Items from an interface collection –
··········

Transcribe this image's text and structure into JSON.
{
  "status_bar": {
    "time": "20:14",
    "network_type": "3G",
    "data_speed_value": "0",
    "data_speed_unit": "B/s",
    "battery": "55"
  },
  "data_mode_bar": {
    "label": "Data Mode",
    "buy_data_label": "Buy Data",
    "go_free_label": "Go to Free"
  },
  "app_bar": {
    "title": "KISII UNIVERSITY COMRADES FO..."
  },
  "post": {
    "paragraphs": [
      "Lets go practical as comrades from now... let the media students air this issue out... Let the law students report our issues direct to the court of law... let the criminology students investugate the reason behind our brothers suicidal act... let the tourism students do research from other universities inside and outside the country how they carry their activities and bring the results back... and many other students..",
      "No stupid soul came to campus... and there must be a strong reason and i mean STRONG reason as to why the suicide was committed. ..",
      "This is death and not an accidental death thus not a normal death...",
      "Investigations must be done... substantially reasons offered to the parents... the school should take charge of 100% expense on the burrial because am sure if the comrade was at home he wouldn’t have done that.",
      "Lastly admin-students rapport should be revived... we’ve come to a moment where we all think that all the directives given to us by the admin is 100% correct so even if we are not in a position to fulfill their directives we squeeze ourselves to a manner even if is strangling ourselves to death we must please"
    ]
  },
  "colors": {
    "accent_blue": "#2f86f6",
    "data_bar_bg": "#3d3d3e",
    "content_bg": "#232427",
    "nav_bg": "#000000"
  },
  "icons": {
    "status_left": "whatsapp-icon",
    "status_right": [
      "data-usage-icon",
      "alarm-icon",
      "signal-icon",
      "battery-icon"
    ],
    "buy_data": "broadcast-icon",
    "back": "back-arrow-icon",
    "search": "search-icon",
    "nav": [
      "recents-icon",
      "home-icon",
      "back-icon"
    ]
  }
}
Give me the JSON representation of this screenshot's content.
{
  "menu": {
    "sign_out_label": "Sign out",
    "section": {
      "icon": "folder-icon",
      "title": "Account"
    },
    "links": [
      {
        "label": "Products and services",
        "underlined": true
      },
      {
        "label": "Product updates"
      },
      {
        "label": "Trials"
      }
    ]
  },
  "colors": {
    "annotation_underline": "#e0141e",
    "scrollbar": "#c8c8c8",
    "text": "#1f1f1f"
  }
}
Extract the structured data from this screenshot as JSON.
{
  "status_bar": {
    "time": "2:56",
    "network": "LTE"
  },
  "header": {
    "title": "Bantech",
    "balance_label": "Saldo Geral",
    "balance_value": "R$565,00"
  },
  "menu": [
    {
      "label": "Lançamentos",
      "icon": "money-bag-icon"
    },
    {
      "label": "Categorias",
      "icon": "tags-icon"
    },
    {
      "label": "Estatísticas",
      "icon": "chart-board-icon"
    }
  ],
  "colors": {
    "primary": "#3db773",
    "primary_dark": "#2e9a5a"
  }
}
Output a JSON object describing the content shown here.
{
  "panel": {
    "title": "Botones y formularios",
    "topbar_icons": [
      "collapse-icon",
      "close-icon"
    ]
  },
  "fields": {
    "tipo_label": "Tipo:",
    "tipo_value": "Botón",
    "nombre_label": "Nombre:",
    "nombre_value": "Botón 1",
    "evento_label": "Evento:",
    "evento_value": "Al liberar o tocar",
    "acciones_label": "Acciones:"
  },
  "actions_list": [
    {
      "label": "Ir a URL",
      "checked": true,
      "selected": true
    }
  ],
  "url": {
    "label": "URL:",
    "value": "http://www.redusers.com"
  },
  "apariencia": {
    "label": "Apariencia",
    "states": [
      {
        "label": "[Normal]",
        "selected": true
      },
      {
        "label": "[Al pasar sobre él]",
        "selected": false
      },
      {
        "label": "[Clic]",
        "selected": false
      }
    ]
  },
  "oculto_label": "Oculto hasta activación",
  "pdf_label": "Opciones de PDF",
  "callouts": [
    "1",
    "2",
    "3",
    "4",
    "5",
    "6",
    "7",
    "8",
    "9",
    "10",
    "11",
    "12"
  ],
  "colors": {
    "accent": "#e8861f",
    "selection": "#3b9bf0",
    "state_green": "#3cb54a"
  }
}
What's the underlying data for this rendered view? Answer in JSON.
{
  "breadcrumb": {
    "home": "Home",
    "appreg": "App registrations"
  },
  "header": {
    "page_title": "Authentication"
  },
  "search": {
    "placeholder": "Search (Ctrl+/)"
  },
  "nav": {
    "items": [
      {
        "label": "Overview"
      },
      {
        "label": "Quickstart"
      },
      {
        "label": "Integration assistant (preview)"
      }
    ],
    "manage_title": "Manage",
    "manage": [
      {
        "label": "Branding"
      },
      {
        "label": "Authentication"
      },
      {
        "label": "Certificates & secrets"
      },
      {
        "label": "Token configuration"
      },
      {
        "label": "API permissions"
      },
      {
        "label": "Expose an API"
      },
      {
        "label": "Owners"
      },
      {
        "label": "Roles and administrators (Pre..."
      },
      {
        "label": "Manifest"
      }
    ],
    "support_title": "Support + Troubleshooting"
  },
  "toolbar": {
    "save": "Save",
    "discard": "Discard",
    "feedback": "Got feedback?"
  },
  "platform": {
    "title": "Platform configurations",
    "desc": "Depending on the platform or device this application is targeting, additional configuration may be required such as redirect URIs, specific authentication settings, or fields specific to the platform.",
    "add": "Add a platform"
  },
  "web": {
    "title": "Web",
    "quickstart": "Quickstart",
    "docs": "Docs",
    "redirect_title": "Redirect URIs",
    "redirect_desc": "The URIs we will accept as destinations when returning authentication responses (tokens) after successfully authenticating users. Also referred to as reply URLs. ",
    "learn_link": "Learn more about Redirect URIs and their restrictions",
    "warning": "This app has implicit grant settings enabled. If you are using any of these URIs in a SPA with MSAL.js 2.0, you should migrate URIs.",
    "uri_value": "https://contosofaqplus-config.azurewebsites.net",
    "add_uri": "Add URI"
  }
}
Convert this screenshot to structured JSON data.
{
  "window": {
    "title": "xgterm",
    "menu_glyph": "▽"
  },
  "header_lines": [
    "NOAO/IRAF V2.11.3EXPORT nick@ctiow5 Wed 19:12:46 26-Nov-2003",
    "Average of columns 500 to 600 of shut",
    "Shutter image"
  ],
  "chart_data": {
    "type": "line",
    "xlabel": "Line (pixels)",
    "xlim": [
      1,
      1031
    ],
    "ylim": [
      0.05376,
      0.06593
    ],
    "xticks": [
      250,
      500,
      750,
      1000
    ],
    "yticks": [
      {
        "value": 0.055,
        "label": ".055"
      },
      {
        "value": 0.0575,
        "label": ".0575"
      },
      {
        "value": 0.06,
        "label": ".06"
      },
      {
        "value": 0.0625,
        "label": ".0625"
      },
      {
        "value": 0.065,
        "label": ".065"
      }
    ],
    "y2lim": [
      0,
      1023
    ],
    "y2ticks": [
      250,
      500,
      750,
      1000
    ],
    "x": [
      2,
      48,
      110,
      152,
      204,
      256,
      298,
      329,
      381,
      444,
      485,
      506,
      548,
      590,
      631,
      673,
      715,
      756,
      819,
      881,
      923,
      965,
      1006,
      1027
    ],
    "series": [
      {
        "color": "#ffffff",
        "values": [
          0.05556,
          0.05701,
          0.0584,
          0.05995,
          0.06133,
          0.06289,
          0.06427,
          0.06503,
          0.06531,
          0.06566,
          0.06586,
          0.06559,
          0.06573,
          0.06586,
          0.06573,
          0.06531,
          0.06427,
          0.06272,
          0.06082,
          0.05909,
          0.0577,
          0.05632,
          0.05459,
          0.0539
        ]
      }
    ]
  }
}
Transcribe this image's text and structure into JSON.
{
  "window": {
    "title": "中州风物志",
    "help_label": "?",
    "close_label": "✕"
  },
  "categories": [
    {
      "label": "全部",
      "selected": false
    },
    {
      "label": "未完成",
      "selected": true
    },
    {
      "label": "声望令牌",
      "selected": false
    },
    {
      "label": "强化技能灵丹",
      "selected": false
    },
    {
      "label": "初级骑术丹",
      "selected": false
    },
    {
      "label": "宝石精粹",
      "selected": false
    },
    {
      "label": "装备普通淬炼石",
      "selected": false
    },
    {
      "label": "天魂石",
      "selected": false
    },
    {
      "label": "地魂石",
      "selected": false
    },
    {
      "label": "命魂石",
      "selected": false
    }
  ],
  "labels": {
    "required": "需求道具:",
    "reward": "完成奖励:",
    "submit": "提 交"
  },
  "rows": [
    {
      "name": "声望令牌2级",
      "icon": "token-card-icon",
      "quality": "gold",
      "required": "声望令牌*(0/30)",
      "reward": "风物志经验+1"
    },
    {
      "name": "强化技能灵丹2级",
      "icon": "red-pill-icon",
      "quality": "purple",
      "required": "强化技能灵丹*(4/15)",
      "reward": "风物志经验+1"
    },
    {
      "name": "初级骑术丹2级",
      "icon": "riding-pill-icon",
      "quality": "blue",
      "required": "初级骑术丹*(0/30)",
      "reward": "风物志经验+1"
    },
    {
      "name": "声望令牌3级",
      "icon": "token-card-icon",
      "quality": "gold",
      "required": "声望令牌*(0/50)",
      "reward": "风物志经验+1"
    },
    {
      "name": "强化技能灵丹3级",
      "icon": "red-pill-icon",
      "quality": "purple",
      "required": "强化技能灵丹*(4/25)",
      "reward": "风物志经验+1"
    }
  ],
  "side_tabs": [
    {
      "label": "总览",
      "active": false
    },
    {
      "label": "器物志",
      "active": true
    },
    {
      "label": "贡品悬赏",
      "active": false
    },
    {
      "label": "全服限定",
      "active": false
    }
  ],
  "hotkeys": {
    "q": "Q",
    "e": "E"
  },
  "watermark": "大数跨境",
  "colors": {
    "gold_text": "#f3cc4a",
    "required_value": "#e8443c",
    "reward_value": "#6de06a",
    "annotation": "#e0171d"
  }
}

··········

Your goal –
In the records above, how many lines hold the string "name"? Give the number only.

Reply –
5